3. Discipline: Now that you have zeroed in on the core and you have reflected upon it long enough to allow permanence, the hard task is discipline. This is an act of pushing away all peripheral thoughts that may threaten or distract you from amplifying the core. It is here when you say more no’s to push away the meteoric shower of blinding and provoking possibilities. This is a hard milestone: this is where we now start to think that we can bite more than we can chew; we give ourselves superhuman strength; we believe that a few extras here and there will only add and certainly not take away value from the core. Alas, we would be so wrong if we start thinking that way.

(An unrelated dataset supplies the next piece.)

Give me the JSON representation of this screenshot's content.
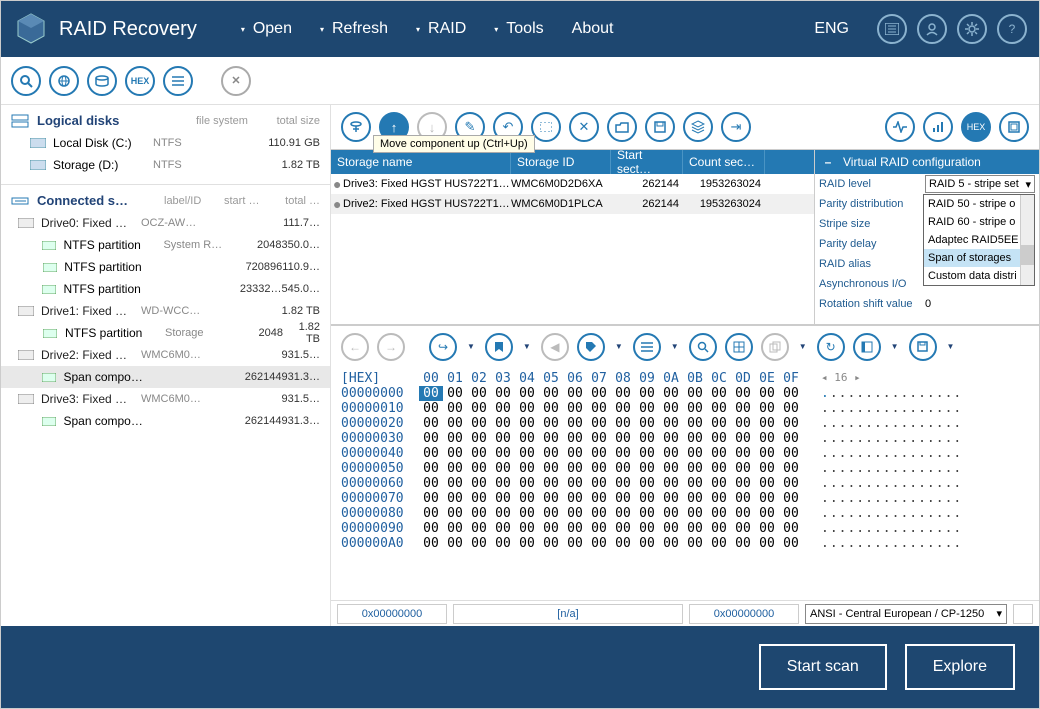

If we happen to introduce more variables with the penultimate thought of creating something grand, we would have create immense complexities that would suddenly make the core less relevant. So discipline is to ward off those extraneous thoughts and return with plural judgment toward a singular end.
4. Boundaries: Now you ensure that the core does not spillover beyond its reach … in other words, it does not spread itself so thin that it dilutes its purpose for existence and relevance. You establish boundaries. The scale of such boundaries that you determine are in the context of the existence of the core … ideas that are thinly separable from others but enough to maintain its own identity will have smaller and well defined boundaries versus ideas that swim in the blue ocean wherein one can envision a slightly larger scale with some porous frontiers.
5. Relevance: Once you have gone through all of the above steps, you have to seek relevance or position the core toward relevance. It is a philosophical mindset … if you get this right, the messaging of positioning and execution strategy will be a lot easier and executable.
Innovation is the production and the implementation of the ideas. But innovation must have a payback within a reasonable time frame. It may span seconds to a generation, each of which would have different levels of investment and risks attached to it. Regardless, innovation without payback is a mirage … a delusion … a word that will implode quickly with the passage of time. Creation is easy, innovation is hard! Creation can be a solo effort; innovation by and large requires more players in place, institutional or otherwise. Creation dies with you; Innovation stands the test of time. Creation is the embodiment of the thought – cogito ergo sum; Innovation is the core that lives beyond your times.
So consider the question – Do I want to simply create or do I want to innovate?
The answers may lead you to divergent paths …and, if innovation is the path you choose, get in terms with the social network – the array of people, institutions, value systems, dreams … all of which exist in some cohesive whole. Imagine that the social network is your reference library that you must depend on to forge ahead to enable meaningful and impactful innovations … since innovation cannot ever occur in a vacuum.
Posted in Innovation, Social Network
Tags: boundaries, choice, core, creativity, discipline, focus, innovation, relevance, social network